Of course, in an ideal world where extended producer responsibility applied to furniture, we would hopefully see more manufacturing of new products made out of recycled materials, products being made to last and be easily repairable. But in the meantime, Craig advises that better and more progressive policies are needed to support reuse and the resource sector as a whole: “I suggest the waste sector needs to stop waiting around for the next policy decision to come through and, instead, take the lead in developing its own market driven services, but to do that we can’t just wait for the circular economy principles from policy, you have to work with the actuators which are the retailers and the manufacturers and most importantly the consumer who perhaps will not welcome the upheaval in how they consume.
“I think that the circular reuse principle, now it’s finally getting noticed, is a good foundation of the circular economy. You lease cars, so I think leasing household goods like furniture is a specific area of where the circular economy could be built. In fact, it is something that is already being talked about at retail level”. The FRN is already one step ahead, with some members leasing brand new furniture to housing associations to then reuse once first use has finished.

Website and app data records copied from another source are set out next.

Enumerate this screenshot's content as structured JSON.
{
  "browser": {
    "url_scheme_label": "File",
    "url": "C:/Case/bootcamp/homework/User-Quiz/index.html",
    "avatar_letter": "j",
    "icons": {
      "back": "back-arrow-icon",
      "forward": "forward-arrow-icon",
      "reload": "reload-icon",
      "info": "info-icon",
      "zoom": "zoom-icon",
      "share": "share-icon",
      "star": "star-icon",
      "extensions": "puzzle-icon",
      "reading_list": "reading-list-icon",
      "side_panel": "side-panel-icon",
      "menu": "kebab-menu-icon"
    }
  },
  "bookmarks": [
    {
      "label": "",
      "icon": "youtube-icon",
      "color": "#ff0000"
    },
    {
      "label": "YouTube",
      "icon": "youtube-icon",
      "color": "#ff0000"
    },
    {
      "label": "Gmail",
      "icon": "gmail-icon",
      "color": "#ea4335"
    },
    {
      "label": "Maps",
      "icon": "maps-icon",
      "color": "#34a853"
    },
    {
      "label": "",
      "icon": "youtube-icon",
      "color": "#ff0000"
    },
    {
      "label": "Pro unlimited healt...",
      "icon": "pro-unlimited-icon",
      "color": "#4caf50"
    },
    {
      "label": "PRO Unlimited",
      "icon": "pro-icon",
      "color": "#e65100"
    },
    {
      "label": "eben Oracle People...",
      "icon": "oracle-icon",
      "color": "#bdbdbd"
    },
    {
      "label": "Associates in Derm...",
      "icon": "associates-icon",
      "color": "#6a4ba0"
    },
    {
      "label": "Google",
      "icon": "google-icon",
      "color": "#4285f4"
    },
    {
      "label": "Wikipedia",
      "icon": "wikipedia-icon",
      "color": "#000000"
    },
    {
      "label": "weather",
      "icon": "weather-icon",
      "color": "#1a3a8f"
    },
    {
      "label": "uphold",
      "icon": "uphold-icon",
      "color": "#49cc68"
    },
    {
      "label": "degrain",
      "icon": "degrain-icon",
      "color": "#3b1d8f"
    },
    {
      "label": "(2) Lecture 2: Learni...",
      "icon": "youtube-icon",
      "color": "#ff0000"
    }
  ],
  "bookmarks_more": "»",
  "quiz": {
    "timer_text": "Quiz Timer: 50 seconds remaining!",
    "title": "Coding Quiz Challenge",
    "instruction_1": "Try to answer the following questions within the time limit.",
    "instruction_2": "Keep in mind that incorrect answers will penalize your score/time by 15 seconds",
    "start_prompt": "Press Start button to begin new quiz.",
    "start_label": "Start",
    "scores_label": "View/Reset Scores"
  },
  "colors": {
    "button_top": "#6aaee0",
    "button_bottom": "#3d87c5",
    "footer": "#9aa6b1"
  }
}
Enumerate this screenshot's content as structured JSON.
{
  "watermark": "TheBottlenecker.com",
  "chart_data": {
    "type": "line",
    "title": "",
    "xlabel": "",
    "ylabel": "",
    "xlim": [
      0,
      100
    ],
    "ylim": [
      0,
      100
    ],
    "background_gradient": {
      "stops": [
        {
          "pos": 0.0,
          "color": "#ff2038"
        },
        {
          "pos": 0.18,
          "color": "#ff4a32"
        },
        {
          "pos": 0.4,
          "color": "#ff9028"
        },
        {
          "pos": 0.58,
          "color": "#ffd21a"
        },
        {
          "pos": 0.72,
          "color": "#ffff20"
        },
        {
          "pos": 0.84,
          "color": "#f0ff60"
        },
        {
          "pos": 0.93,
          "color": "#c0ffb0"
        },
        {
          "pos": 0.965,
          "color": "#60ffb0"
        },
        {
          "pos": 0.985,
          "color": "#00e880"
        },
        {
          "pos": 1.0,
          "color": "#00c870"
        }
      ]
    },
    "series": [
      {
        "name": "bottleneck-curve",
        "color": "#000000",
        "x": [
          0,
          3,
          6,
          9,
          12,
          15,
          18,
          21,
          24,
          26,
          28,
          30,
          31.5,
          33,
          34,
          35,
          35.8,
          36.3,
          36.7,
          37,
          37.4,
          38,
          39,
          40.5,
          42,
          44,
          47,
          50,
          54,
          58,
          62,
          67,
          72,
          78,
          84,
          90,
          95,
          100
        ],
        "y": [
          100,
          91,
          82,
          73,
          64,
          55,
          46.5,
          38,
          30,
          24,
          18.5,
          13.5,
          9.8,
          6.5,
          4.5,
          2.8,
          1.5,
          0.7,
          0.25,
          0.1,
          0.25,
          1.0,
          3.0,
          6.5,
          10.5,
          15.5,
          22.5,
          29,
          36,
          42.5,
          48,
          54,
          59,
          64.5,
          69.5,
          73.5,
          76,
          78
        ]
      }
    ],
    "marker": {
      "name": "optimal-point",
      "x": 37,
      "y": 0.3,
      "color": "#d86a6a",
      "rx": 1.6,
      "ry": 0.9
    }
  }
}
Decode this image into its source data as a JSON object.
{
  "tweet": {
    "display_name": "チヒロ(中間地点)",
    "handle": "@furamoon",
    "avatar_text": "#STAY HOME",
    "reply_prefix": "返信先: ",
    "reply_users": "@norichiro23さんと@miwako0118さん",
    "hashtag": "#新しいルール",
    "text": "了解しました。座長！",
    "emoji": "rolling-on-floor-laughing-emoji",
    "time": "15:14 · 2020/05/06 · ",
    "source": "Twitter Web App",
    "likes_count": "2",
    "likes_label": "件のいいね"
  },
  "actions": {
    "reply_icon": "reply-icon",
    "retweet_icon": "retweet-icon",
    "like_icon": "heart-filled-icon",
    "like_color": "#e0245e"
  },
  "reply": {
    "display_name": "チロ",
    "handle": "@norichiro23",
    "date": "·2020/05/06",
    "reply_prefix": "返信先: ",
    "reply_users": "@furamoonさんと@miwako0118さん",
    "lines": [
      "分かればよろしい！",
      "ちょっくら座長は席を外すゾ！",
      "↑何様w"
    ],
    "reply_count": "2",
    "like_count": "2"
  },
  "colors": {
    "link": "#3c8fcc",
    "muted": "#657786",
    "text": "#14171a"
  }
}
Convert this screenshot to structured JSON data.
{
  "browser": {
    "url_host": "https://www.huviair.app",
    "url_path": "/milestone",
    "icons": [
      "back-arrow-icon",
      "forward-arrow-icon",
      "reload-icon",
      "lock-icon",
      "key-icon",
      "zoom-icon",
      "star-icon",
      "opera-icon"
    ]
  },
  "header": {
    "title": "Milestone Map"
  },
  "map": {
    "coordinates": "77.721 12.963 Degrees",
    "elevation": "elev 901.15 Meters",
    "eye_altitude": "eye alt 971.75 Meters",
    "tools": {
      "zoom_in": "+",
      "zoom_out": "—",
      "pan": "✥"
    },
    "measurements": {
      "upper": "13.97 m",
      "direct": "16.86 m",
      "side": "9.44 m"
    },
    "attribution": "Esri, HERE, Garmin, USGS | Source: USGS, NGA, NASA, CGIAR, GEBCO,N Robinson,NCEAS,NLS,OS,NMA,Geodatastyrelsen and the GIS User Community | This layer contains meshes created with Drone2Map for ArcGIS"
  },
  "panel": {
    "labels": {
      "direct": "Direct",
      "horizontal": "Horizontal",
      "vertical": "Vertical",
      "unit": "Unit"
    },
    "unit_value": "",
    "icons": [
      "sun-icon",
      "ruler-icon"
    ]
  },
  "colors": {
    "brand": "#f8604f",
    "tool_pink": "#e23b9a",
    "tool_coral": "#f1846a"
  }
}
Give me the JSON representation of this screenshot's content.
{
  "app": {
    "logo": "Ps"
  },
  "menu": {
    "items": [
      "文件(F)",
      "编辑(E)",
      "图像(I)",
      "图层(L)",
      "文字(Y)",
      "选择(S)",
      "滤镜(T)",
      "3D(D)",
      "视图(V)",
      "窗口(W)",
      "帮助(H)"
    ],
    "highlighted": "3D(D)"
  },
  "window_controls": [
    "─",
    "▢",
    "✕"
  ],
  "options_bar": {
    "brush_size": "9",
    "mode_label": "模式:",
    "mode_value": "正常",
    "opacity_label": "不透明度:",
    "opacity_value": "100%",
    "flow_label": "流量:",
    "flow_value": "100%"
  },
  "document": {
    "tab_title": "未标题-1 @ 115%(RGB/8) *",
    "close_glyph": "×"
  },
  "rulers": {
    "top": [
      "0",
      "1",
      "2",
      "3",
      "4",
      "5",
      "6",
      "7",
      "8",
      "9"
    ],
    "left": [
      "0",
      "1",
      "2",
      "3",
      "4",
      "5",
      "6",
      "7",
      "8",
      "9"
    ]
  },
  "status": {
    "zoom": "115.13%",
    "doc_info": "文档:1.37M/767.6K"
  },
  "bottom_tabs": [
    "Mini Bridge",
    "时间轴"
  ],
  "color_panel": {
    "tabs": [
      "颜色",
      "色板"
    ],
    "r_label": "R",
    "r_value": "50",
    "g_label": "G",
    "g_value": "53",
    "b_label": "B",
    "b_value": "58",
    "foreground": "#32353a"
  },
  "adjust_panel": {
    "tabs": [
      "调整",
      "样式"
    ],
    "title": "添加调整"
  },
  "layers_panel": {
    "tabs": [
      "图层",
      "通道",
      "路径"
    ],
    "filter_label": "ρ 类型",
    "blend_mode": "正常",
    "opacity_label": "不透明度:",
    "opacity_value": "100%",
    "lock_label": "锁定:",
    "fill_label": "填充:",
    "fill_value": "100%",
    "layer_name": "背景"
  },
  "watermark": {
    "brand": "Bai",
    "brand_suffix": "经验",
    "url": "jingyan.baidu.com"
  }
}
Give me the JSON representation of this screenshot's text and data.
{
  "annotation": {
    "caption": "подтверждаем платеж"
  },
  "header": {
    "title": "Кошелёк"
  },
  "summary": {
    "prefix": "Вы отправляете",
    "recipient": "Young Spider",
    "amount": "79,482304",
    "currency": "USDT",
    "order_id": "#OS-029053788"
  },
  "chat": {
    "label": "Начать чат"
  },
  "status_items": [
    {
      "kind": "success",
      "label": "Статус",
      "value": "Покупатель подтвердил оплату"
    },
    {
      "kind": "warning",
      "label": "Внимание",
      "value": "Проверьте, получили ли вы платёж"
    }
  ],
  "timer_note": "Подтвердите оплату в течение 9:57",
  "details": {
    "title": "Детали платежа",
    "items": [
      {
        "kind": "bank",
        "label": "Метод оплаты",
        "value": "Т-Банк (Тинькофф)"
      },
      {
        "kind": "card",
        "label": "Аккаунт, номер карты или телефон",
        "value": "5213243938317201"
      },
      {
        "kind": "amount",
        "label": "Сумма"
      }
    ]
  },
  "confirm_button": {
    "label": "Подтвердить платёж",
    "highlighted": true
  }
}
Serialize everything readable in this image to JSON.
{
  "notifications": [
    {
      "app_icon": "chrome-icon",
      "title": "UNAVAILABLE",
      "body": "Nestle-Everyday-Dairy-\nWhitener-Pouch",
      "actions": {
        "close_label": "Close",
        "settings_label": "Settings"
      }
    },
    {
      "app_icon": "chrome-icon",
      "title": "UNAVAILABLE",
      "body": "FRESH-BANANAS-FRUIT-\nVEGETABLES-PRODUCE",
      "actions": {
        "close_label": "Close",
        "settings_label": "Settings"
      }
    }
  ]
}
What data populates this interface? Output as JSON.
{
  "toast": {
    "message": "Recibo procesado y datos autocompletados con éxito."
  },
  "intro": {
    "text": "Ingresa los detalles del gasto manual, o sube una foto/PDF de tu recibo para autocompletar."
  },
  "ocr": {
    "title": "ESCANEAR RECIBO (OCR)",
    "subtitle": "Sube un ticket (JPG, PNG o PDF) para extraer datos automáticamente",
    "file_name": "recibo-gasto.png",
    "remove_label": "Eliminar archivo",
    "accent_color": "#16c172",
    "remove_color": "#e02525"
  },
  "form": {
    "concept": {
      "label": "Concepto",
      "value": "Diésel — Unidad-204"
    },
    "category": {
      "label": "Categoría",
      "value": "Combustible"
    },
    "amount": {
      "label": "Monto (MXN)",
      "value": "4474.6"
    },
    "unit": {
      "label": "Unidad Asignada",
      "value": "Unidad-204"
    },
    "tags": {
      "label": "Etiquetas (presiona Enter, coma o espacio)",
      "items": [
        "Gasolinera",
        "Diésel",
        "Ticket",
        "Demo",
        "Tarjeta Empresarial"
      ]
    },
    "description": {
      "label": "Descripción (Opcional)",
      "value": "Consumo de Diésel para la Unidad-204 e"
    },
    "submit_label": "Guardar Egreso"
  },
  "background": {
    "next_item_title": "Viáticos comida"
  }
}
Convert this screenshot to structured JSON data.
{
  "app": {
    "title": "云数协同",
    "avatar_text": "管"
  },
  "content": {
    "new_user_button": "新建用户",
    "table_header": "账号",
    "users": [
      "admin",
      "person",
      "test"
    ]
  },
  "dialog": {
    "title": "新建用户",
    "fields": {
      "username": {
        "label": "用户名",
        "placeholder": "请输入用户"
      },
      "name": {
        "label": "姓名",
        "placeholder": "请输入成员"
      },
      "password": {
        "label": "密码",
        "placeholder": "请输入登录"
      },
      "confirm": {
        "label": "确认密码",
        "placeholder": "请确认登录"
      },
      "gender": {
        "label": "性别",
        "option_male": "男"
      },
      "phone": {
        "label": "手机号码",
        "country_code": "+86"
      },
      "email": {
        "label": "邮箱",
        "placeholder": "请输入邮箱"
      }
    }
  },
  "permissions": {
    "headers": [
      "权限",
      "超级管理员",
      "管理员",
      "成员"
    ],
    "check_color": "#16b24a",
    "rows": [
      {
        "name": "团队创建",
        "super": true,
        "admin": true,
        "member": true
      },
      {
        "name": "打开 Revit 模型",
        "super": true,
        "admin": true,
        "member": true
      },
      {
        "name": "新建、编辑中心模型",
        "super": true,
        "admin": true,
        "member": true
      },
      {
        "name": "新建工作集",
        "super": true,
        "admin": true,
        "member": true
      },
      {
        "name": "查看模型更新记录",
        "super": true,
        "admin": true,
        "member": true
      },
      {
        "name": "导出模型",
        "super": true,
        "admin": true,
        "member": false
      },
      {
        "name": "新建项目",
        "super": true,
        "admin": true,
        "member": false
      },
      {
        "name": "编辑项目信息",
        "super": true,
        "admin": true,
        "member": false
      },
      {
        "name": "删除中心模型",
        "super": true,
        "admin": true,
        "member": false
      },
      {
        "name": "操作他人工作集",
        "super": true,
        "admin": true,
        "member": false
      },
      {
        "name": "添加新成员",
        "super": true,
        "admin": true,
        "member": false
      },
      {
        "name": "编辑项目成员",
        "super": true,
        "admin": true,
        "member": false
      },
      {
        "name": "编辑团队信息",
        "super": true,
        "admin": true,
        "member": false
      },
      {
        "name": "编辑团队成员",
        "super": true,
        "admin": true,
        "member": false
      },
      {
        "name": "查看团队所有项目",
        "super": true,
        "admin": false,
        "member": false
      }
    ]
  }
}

What’s more, the waste from the production of these new products has led the FRN to develop its own product line, new beds made from end of line materials. “We need to supply new beds because we can’t get enough second-hand beds of reasonable quality to service all the families that need them. With the materials that the manufacturer has left over, mainly on the textile covering and the wadding, we’re going to produce our own line of beds.”
The next phase of FRN’s development involves working out why exactly people donate items – is it because of waste reduction, tackling climate change, alleviating poverty, job creation or simply convenience? “Our plan is to raise awareness of the benefits of reuse. It’s what we want to do, and it is what our members have asked us to do. We want donors, members of the public, to understand that there is much more value in their unwanted sofa, cooker, dishwasher than simply ‘giving to charity’. We want people to realise that by donating their unwanted furniture they are saving £100s for a local family that could spend that saving on other essentials. We want people to realise that they are also supporting their chosen charity, the FRN member, in continuing its activities in the local area, be it preventing homelessness, supporting people with mental health needs or keeping someone in a job.
“We want every donation to have a social value as well as an environmental value. We believe a first step towards this is online by developing the digital technology to support these donations and understanding their social and environmental benefits.”
For FRN members it’s about all three factors – poverty alleviation, creating jobs and saving the environment. And for anyone involved in the resources sector, it’s a motivating tale.